Your instructions –
When you retype the records that follow, keep each word as it is and drop any pictures.

BEGIN

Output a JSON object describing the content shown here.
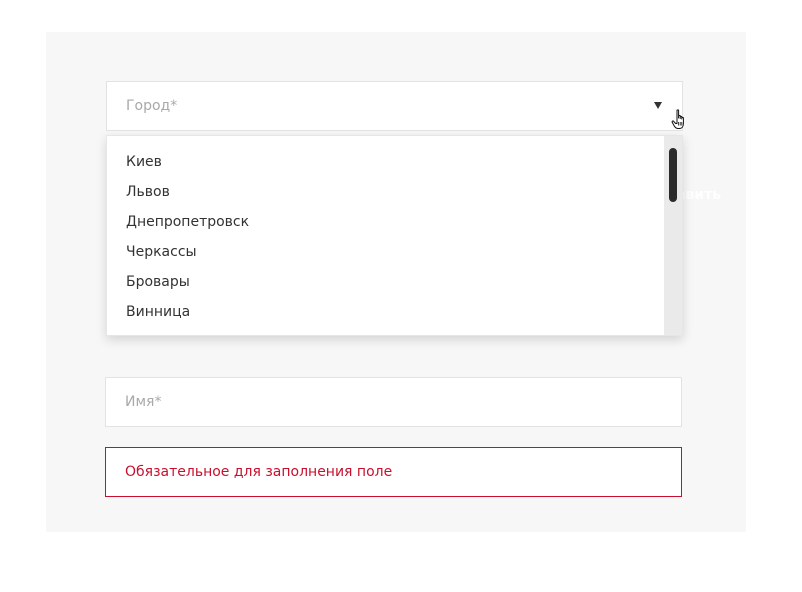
{
  "city_select": {
    "placeholder": "Город*",
    "options": [
      "Киев",
      "Львов",
      "Днепропетровск",
      "Черкассы",
      "Бровары",
      "Винница"
    ]
  },
  "hidden_label": "авить",
  "name_field": {
    "placeholder": "Имя*",
    "value": ""
  },
  "validation": {
    "message": "Обязательное для заполнения поле"
  },
  "colors": {
    "panel_bg": "#f7f7f7",
    "error": "#c8102e",
    "text": "#333333",
    "placeholder": "#a9a9a9"
  },
  "icons": {
    "caret": "caret-down-icon",
    "cursor": "hand-pointer-icon"
  }
}
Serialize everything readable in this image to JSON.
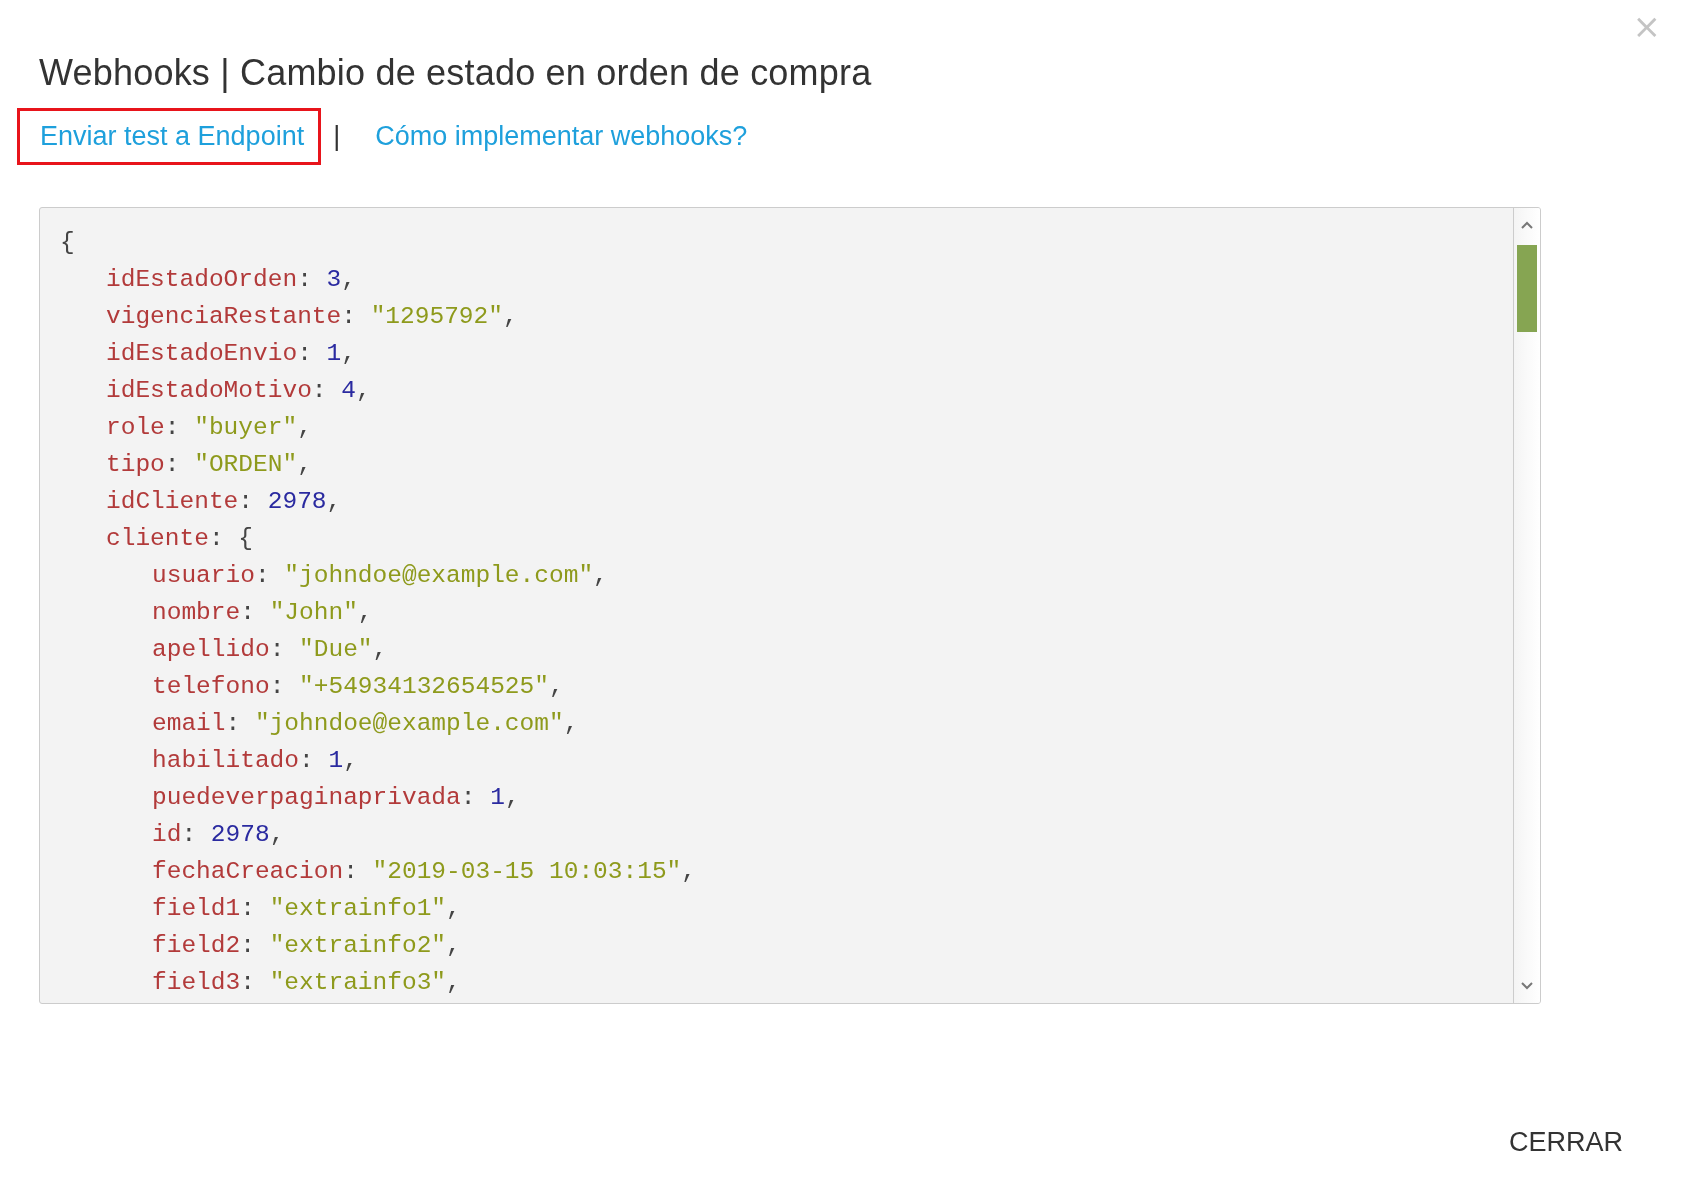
{
  "dialog": {
    "close": "×",
    "title": "Webhooks | Cambio de estado en orden de compra",
    "links": [
      {
        "label": "Enviar test a Endpoint",
        "highlighted": true
      },
      {
        "label": "Cómo implementar webhooks?",
        "highlighted": false
      }
    ],
    "separator": "|",
    "code": {
      "open": "{",
      "fields": [
        {
          "text": "idEstadoOrden: 3,",
          "kind": "number"
        },
        {
          "text": "vigenciaRestante: \"1295792\",",
          "kind": "string"
        },
        {
          "text": "idEstadoEnvio: 1,",
          "kind": "number"
        },
        {
          "text": "idEstadoMotivo: 4,",
          "kind": "number"
        },
        {
          "text": "role: \"buyer\",",
          "kind": "string"
        },
        {
          "text": "tipo: \"ORDEN\",",
          "kind": "string"
        },
        {
          "text": "idCliente: 2978,",
          "kind": "number"
        },
        {
          "text": "cliente: {",
          "kind": "object",
          "children": [
            {
              "text": "usuario: \"johndoe@example.com\",",
              "kind": "string"
            },
            {
              "text": "nombre: \"John\",",
              "kind": "string"
            },
            {
              "text": "apellido: \"Due\",",
              "kind": "string"
            },
            {
              "text": "telefono: \"+54934132654525\",",
              "kind": "string"
            },
            {
              "text": "email: \"johndoe@example.com\",",
              "kind": "string"
            },
            {
              "text": "habilitado: 1,",
              "kind": "number"
            },
            {
              "text": "puedeverpaginaprivada: 1,",
              "kind": "number"
            },
            {
              "text": "id: 2978,",
              "kind": "number"
            },
            {
              "text": "fechaCreacion: \"2019-03-15 10:03:15\",",
              "kind": "string"
            },
            {
              "text": "field1: \"extrainfo1\",",
              "kind": "string"
            },
            {
              "text": "field2: \"extrainfo2\",",
              "kind": "string"
            },
            {
              "text": "field3: \"extrainfo3\",",
              "kind": "string"
            }
          ]
        }
      ]
    },
    "close_button": "CERRAR"
  }
}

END

Output of the task –
Output a JSON object describing the content shown here.
{
  "city_select": {
    "placeholder": "Город*",
    "options": [
      "Киев",
      "Львов",
      "Днепропетровск",
      "Черкассы",
      "Бровары",
      "Винница"
    ]
  },
  "hidden_label": "авить",
  "name_field": {
    "placeholder": "Имя*",
    "value": ""
  },
  "validation": {
    "message": "Обязательное для заполнения поле"
  },
  "colors": {
    "panel_bg": "#f7f7f7",
    "error": "#c8102e",
    "text": "#333333",
    "placeholder": "#a9a9a9"
  },
  "icons": {
    "caret": "caret-down-icon",
    "cursor": "hand-pointer-icon"
  }
}
Serialize everything readable in this image to JSON.
{
  "dialog": {
    "close": "×",
    "title": "Webhooks | Cambio de estado en orden de compra",
    "links": [
      {
        "label": "Enviar test a Endpoint",
        "highlighted": true
      },
      {
        "label": "Cómo implementar webhooks?",
        "highlighted": false
      }
    ],
    "separator": "|",
    "code": {
      "open": "{",
      "fields": [
        {
          "text": "idEstadoOrden: 3,",
          "kind": "number"
        },
        {
          "text": "vigenciaRestante: \"1295792\",",
          "kind": "string"
        },
        {
          "text": "idEstadoEnvio: 1,",
          "kind": "number"
        },
        {
          "text": "idEstadoMotivo: 4,",
          "kind": "number"
        },
        {
          "text": "role: \"buyer\",",
          "kind": "string"
        },
        {
          "text": "tipo: \"ORDEN\",",
          "kind": "string"
        },
        {
          "text": "idCliente: 2978,",
          "kind": "number"
        },
        {
          "text": "cliente: {",
          "kind": "object",
          "children": [
            {
              "text": "usuario: \"johndoe@example.com\",",
              "kind": "string"
            },
            {
              "text": "nombre: \"John\",",
              "kind": "string"
            },
            {
              "text": "apellido: \"Due\",",
              "kind": "string"
            },
            {
              "text": "telefono: \"+54934132654525\",",
              "kind": "string"
            },
            {
              "text": "email: \"johndoe@example.com\",",
              "kind": "string"
            },
            {
              "text": "habilitado: 1,",
              "kind": "number"
            },
            {
              "text": "puedeverpaginaprivada: 1,",
              "kind": "number"
            },
            {
              "text": "id: 2978,",
              "kind": "number"
            },
            {
              "text": "fechaCreacion: \"2019-03-15 10:03:15\",",
              "kind": "string"
            },
            {
              "text": "field1: \"extrainfo1\",",
              "kind": "string"
            },
            {
              "text": "field2: \"extrainfo2\",",
              "kind": "string"
            },
            {
              "text": "field3: \"extrainfo3\",",
              "kind": "string"
            }
          ]
        }
      ]
    },
    "close_button": "CERRAR"
  }
}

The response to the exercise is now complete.